#### PROVIDED RECORDS:
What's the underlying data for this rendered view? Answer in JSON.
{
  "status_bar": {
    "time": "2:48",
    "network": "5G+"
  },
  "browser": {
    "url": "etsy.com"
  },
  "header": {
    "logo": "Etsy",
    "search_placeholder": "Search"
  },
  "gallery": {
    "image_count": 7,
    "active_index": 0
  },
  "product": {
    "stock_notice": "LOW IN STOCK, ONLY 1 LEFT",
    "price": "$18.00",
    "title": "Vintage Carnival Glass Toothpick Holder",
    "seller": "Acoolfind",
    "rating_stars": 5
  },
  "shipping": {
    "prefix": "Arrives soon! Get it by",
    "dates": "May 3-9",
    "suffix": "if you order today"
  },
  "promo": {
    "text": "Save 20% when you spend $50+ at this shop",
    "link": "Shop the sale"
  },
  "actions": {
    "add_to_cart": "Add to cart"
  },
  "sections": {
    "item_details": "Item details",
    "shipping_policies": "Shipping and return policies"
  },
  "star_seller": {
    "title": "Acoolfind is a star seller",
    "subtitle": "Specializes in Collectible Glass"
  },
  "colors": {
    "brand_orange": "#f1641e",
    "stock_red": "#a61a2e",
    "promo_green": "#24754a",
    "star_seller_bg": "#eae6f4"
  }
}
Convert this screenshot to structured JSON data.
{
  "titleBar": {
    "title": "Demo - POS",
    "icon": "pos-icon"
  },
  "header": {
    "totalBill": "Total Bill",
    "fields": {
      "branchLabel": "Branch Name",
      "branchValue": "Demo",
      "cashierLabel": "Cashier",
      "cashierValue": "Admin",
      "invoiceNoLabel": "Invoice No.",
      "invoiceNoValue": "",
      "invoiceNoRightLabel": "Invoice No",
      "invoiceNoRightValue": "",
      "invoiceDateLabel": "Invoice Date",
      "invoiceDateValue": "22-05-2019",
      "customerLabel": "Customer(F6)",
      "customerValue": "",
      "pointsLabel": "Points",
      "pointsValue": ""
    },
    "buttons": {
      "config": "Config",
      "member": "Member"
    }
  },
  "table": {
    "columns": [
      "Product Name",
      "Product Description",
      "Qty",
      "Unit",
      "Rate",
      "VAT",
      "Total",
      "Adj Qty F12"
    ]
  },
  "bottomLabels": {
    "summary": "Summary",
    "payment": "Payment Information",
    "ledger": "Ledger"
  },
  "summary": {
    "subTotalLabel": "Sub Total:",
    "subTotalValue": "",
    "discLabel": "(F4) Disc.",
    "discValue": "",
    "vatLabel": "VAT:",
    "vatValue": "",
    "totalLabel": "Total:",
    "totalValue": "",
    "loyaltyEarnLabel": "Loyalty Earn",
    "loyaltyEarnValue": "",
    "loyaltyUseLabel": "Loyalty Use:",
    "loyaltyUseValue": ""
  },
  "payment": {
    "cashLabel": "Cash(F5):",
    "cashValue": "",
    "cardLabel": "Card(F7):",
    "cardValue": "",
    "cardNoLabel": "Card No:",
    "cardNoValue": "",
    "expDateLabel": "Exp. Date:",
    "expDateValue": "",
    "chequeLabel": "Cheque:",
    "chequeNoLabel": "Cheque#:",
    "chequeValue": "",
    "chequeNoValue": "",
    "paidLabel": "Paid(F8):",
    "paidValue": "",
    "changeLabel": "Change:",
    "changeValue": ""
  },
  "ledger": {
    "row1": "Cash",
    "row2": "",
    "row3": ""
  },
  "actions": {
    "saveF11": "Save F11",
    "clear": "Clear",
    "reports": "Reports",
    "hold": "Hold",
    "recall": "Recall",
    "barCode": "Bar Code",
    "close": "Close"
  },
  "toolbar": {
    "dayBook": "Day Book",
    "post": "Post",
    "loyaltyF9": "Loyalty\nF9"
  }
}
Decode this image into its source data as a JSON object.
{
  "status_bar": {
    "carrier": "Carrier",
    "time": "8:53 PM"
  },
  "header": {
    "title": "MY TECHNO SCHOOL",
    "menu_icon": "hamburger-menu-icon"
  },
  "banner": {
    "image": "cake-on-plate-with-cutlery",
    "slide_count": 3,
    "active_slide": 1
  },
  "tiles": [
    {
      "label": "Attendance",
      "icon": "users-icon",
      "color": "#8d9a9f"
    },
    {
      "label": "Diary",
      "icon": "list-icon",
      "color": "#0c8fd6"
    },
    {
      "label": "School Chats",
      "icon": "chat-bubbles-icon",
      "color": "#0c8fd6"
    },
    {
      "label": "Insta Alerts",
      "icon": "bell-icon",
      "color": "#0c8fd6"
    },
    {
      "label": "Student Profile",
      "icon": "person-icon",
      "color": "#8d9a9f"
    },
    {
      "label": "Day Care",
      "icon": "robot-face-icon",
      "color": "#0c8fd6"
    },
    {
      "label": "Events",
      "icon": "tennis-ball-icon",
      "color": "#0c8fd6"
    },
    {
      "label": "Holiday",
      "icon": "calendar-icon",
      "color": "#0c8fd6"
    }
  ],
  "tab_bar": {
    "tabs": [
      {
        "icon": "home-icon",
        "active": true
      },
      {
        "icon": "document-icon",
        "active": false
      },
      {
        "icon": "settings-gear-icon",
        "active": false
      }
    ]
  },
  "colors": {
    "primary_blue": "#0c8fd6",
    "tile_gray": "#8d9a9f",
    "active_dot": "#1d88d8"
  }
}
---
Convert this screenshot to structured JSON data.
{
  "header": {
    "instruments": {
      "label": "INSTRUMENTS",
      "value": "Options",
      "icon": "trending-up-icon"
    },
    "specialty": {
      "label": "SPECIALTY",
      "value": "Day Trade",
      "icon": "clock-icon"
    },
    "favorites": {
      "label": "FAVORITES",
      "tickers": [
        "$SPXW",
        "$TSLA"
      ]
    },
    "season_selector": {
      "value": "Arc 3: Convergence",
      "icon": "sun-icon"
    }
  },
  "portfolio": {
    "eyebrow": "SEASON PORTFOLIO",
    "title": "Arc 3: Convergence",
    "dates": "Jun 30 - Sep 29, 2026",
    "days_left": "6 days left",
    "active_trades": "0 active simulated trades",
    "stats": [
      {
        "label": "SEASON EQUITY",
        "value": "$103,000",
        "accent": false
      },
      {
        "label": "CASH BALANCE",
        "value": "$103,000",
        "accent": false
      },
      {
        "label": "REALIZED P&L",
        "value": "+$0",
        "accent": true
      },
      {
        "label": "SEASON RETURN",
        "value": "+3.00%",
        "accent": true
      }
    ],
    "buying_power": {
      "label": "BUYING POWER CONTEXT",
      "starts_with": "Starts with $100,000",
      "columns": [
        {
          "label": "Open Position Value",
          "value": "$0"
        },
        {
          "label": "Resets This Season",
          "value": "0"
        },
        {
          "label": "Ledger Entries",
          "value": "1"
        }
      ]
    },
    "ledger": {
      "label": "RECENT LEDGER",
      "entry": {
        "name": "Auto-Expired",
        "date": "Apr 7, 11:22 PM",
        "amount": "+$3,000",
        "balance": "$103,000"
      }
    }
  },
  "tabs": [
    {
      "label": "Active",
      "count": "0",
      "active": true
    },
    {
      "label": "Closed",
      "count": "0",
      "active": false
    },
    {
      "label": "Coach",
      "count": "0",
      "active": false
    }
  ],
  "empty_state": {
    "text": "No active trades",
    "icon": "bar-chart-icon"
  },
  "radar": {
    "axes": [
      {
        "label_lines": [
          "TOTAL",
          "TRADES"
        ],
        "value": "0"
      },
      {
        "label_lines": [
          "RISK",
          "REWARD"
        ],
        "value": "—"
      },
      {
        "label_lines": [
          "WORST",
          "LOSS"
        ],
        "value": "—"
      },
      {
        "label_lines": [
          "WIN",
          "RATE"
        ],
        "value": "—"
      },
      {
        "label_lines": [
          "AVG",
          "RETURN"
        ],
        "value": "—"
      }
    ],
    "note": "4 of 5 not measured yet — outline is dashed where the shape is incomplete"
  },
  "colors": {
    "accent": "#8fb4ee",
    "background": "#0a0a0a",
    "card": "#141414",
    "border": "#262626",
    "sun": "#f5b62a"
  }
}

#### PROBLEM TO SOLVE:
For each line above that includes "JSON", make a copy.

#### ANSWER SECTION:
What's the underlying data for this rendered view? Answer in JSON.
Convert this screenshot to structured JSON data.
Decode this image into its source data as a JSON object.
Convert this screenshot to structured JSON data.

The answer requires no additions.